== Segment start ==
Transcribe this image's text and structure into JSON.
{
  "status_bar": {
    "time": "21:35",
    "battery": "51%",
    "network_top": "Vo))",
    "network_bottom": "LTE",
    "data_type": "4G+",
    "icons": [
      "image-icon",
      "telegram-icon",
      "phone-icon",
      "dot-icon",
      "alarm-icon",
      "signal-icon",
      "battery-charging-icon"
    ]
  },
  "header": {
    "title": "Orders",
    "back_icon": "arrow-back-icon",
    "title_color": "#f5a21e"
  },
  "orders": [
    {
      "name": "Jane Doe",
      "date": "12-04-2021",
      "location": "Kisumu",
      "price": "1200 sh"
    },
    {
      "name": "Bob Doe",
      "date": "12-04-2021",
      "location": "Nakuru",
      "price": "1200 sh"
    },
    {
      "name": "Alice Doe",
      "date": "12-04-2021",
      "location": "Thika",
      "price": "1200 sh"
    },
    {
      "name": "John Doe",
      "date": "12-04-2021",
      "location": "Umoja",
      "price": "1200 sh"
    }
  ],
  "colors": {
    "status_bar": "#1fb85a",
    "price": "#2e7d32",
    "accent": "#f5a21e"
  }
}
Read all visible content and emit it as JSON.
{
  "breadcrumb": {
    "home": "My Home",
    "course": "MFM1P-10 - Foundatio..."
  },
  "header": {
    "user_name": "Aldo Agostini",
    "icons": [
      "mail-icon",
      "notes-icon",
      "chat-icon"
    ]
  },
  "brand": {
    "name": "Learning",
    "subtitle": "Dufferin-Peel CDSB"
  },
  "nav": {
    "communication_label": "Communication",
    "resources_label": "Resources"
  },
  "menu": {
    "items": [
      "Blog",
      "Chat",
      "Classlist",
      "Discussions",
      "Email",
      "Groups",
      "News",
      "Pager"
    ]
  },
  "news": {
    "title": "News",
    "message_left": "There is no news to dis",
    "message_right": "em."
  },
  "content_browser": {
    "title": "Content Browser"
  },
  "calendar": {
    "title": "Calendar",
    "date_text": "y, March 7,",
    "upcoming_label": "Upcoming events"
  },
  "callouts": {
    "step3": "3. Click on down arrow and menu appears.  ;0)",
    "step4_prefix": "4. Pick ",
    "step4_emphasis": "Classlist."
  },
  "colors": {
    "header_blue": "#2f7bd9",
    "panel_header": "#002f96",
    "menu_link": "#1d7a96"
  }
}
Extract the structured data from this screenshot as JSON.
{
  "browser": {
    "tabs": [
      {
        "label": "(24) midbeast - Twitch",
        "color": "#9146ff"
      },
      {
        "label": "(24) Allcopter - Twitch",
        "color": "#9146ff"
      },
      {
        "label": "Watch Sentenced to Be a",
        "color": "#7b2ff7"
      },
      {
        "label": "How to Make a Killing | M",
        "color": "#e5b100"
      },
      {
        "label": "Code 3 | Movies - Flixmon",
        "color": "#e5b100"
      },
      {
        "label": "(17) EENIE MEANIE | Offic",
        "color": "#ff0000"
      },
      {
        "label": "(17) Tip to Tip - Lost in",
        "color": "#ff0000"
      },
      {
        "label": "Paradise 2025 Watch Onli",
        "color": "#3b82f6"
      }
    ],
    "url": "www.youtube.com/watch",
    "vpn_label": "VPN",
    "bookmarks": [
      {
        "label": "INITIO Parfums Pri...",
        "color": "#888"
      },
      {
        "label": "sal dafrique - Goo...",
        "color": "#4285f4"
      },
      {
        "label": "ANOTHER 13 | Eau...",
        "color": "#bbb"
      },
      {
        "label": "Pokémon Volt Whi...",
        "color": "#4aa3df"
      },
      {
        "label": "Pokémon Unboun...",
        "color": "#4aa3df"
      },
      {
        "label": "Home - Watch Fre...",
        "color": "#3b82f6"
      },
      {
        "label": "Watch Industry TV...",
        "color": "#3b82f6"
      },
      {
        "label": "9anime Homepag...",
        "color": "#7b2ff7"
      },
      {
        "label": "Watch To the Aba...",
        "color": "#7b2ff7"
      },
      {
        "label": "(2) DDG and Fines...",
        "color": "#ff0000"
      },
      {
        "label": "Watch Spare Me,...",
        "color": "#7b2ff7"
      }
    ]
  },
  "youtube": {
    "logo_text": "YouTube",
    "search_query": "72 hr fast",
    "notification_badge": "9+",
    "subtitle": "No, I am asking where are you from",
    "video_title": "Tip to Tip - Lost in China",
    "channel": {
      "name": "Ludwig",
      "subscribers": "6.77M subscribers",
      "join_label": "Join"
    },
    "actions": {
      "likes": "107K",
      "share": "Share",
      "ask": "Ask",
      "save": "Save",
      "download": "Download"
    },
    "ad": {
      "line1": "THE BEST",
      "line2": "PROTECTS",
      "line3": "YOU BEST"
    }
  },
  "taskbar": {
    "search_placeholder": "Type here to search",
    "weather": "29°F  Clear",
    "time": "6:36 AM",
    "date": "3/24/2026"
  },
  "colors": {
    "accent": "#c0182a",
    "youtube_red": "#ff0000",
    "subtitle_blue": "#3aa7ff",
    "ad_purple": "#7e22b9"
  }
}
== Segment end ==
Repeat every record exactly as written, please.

Transcribe this image's text and structure into JSON.
{
  "status_bar": {
    "time": "21:35",
    "battery": "51%",
    "network_top": "Vo))",
    "network_bottom": "LTE",
    "data_type": "4G+",
    "icons": [
      "image-icon",
      "telegram-icon",
      "phone-icon",
      "dot-icon",
      "alarm-icon",
      "signal-icon",
      "battery-charging-icon"
    ]
  },
  "header": {
    "title": "Orders",
    "back_icon": "arrow-back-icon",
    "title_color": "#f5a21e"
  },
  "orders": [
    {
      "name": "Jane Doe",
      "date": "12-04-2021",
      "location": "Kisumu",
      "price": "1200 sh"
    },
    {
      "name": "Bob Doe",
      "date": "12-04-2021",
      "location": "Nakuru",
      "price": "1200 sh"
    },
    {
      "name": "Alice Doe",
      "date": "12-04-2021",
      "location": "Thika",
      "price": "1200 sh"
    },
    {
      "name": "John Doe",
      "date": "12-04-2021",
      "location": "Umoja",
      "price": "1200 sh"
    }
  ],
  "colors": {
    "status_bar": "#1fb85a",
    "price": "#2e7d32",
    "accent": "#f5a21e"
  }
}
Read all visible content and emit it as JSON.
{
  "breadcrumb": {
    "home": "My Home",
    "course": "MFM1P-10 - Foundatio..."
  },
  "header": {
    "user_name": "Aldo Agostini",
    "icons": [
      "mail-icon",
      "notes-icon",
      "chat-icon"
    ]
  },
  "brand": {
    "name": "Learning",
    "subtitle": "Dufferin-Peel CDSB"
  },
  "nav": {
    "communication_label": "Communication",
    "resources_label": "Resources"
  },
  "menu": {
    "items": [
      "Blog",
      "Chat",
      "Classlist",
      "Discussions",
      "Email",
      "Groups",
      "News",
      "Pager"
    ]
  },
  "news": {
    "title": "News",
    "message_left": "There is no news to dis",
    "message_right": "em."
  },
  "content_browser": {
    "title": "Content Browser"
  },
  "calendar": {
    "title": "Calendar",
    "date_text": "y, March 7,",
    "upcoming_label": "Upcoming events"
  },
  "callouts": {
    "step3": "3. Click on down arrow and menu appears.  ;0)",
    "step4_prefix": "4. Pick ",
    "step4_emphasis": "Classlist."
  },
  "colors": {
    "header_blue": "#2f7bd9",
    "panel_header": "#002f96",
    "menu_link": "#1d7a96"
  }
}
Extract the structured data from this screenshot as JSON.
{
  "browser": {
    "tabs": [
      {
        "label": "(24) midbeast - Twitch",
        "color": "#9146ff"
      },
      {
        "label": "(24) Allcopter - Twitch",
        "color": "#9146ff"
      },
      {
        "label": "Watch Sentenced to Be a",
        "color": "#7b2ff7"
      },
      {
        "label": "How to Make a Killing | M",
        "color": "#e5b100"
      },
      {
        "label": "Code 3 | Movies - Flixmon",
        "color": "#e5b100"
      },
      {
        "label": "(17) EENIE MEANIE | Offic",
        "color": "#ff0000"
      },
      {
        "label": "(17) Tip to Tip - Lost in",
        "color": "#ff0000"
      },
      {
        "label": "Paradise 2025 Watch Onli",
        "color": "#3b82f6"
      }
    ],
    "url": "www.youtube.com/watch",
    "vpn_label": "VPN",
    "bookmarks": [
      {
        "label": "INITIO Parfums Pri...",
        "color": "#888"
      },
      {
        "label": "sal dafrique - Goo...",
        "color": "#4285f4"
      },
      {
        "label": "ANOTHER 13 | Eau...",
        "color": "#bbb"
      },
      {
        "label": "Pokémon Volt Whi...",
        "color": "#4aa3df"
      },
      {
        "label": "Pokémon Unboun...",
        "color": "#4aa3df"
      },
      {
        "label": "Home - Watch Fre...",
        "color": "#3b82f6"
      },
      {
        "label": "Watch Industry TV...",
        "color": "#3b82f6"
      },
      {
        "label": "9anime Homepag...",
        "color": "#7b2ff7"
      },
      {
        "label": "Watch To the Aba...",
        "color": "#7b2ff7"
      },
      {
        "label": "(2) DDG and Fines...",
        "color": "#ff0000"
      },
      {
        "label": "Watch Spare Me,...",
        "color": "#7b2ff7"
      }
    ]
  },
  "youtube": {
    "logo_text": "YouTube",
    "search_query": "72 hr fast",
    "notification_badge": "9+",
    "subtitle": "No, I am asking where are you from",
    "video_title": "Tip to Tip - Lost in China",
    "channel": {
      "name": "Ludwig",
      "subscribers": "6.77M subscribers",
      "join_label": "Join"
    },
    "actions": {
      "likes": "107K",
      "share": "Share",
      "ask": "Ask",
      "save": "Save",
      "download": "Download"
    },
    "ad": {
      "line1": "THE BEST",
      "line2": "PROTECTS",
      "line3": "YOU BEST"
    }
  },
  "taskbar": {
    "search_placeholder": "Type here to search",
    "weather": "29°F  Clear",
    "time": "6:36 AM",
    "date": "3/24/2026"
  },
  "colors": {
    "accent": "#c0182a",
    "youtube_red": "#ff0000",
    "subtitle_blue": "#3aa7ff",
    "ad_purple": "#7e22b9"
  }
}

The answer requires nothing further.